Discussions that mention morphine

Back Problems board

I read the front page of the Boston Globe today and there was an article about this drug -- the article was written with quite a slant against the drug. Of the entire article, one paragraph alone listed the benefits that pain management specialists are finding with this drug because of its unique time-release properties. The remainder of the article attacked the cases of abuse.

Since 3 states seem to be the prime focal point of pharmacy robberies -- why are they attributing dangers to the drug instead of the socio-environment of the 3 prime states in which these abuse crimes are taking place? If the drug itself were any more horrific than any other pain management drug, the targets would not be just these 3 states.

I realize that other states have had episodes.... other states have also had abuse of heroin, marijuana, cocaine, alcohol, morphine too.... all of these have "addiction" potential, yet it still falls into the hands of the patient and the doctor to be educated and responsible.
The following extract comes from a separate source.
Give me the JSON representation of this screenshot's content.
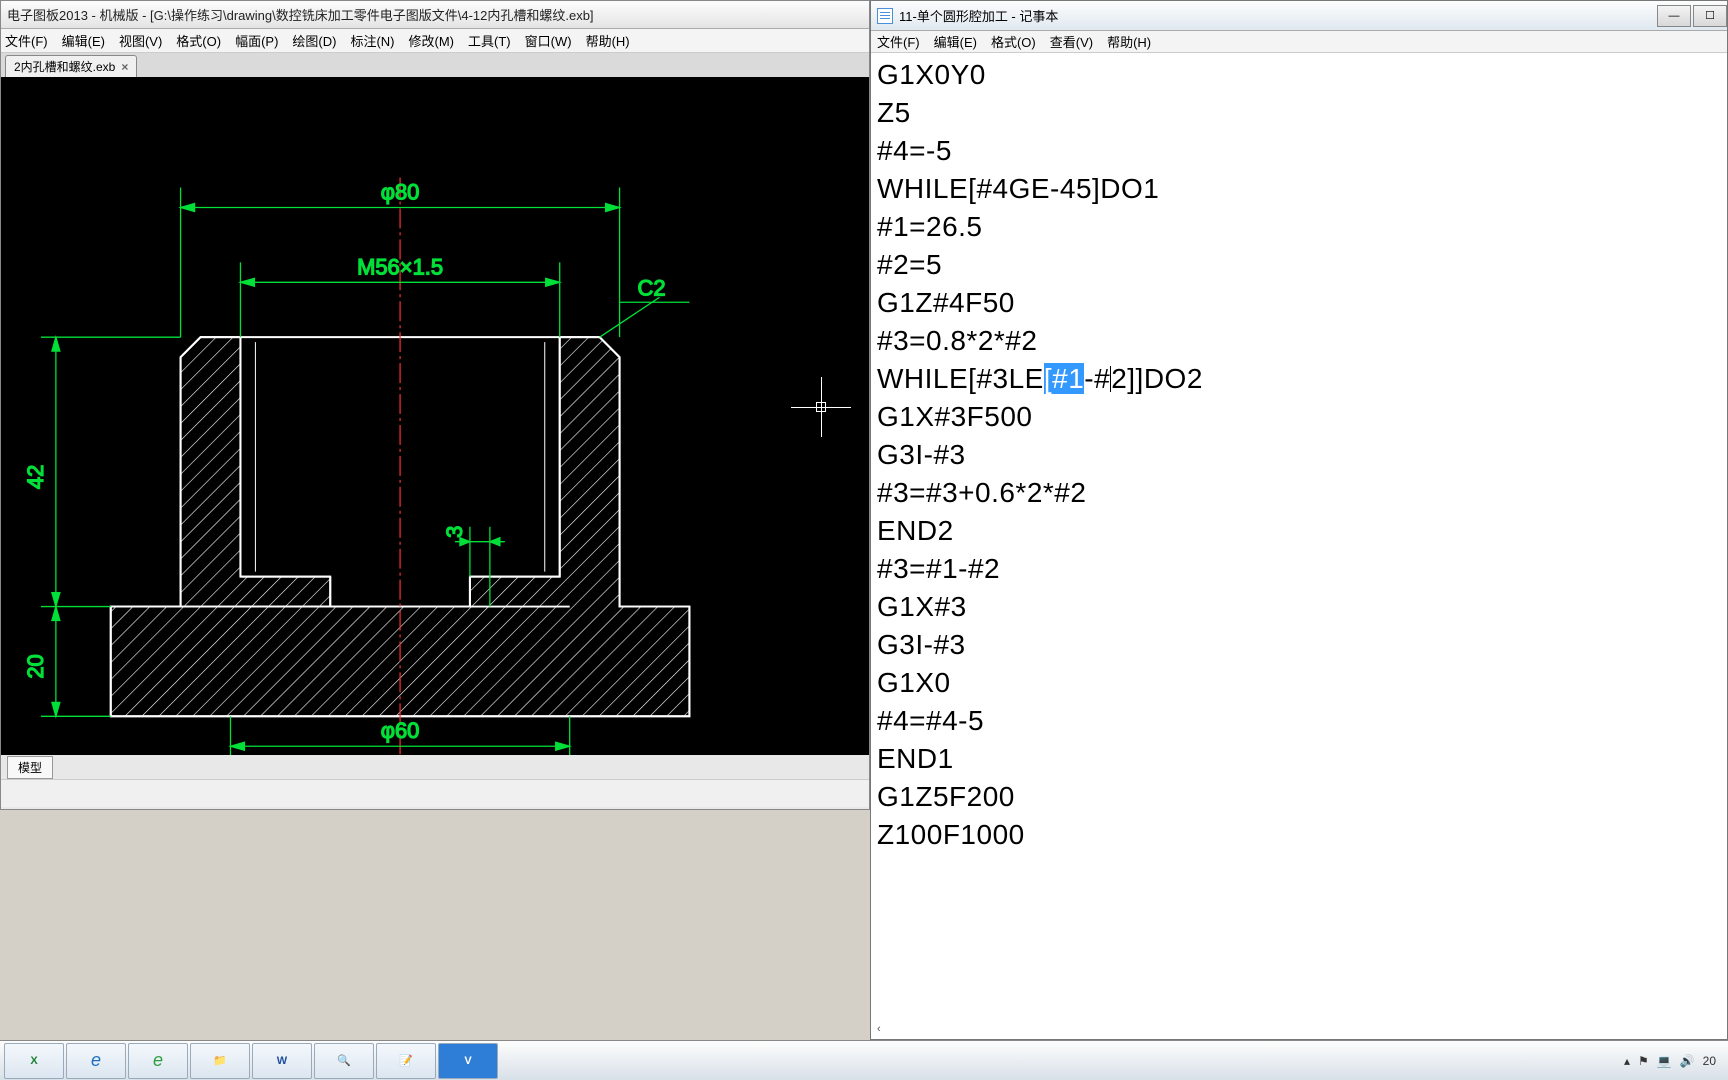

So why is this medication being singled out and black balled --- especially more-so than any other narcotic based pain reliever?

And why don't these same people who feel very self-righteous in wanting to dictate how other people handle the quality of their lives when managing chronic pain --- why aren't these smoking guns also attacking other drugs too? I mean, if they feel this strongly, why are they being so selective?

Where are the supporters of chronic pain management in all of this, and why aren't their sides getting at least equal press on the issue?

Life isn't what happens to you -- it's how you react to it!
The point in specific that bothers me about this one medication is that it was designed to prevent the very type of narcotic abuse that concerned doctors.

Demerol, morphine, cocaine, heroin,.... these drugs can all be abused, and oxycontin was designed with a delay release so that the factor leading to abuse would be removed, providing pain relief without those same concerns as the other medications.

So the headlines come from the abuse, not from the people who are helped by it and taking it responsibly.

The headlines are the pharmacies getting ripped off, not the people who are helped by it and who are able to resume a normal, responsible life.

The headlines are how people destroy the medication, take it differently, take excessive amounts, and are not even prescribed it, not the people who who are helped by it, monitored by their doctor and are living proof that this medication works.

The stories are twisted, and both sides are not presented.

I've seen more damage done by people abusing alcohol they can get at the corner market,... why is this such a heated and mixed topic when it seems so clearly cut?

(Not to get off topic but I think the media is just as guilty when it comes to showing their biased views when writing about other topics as well).

Life isn't what happens to you -- it's how you react to it!

Thoughts don't make us who we are -- Actions do.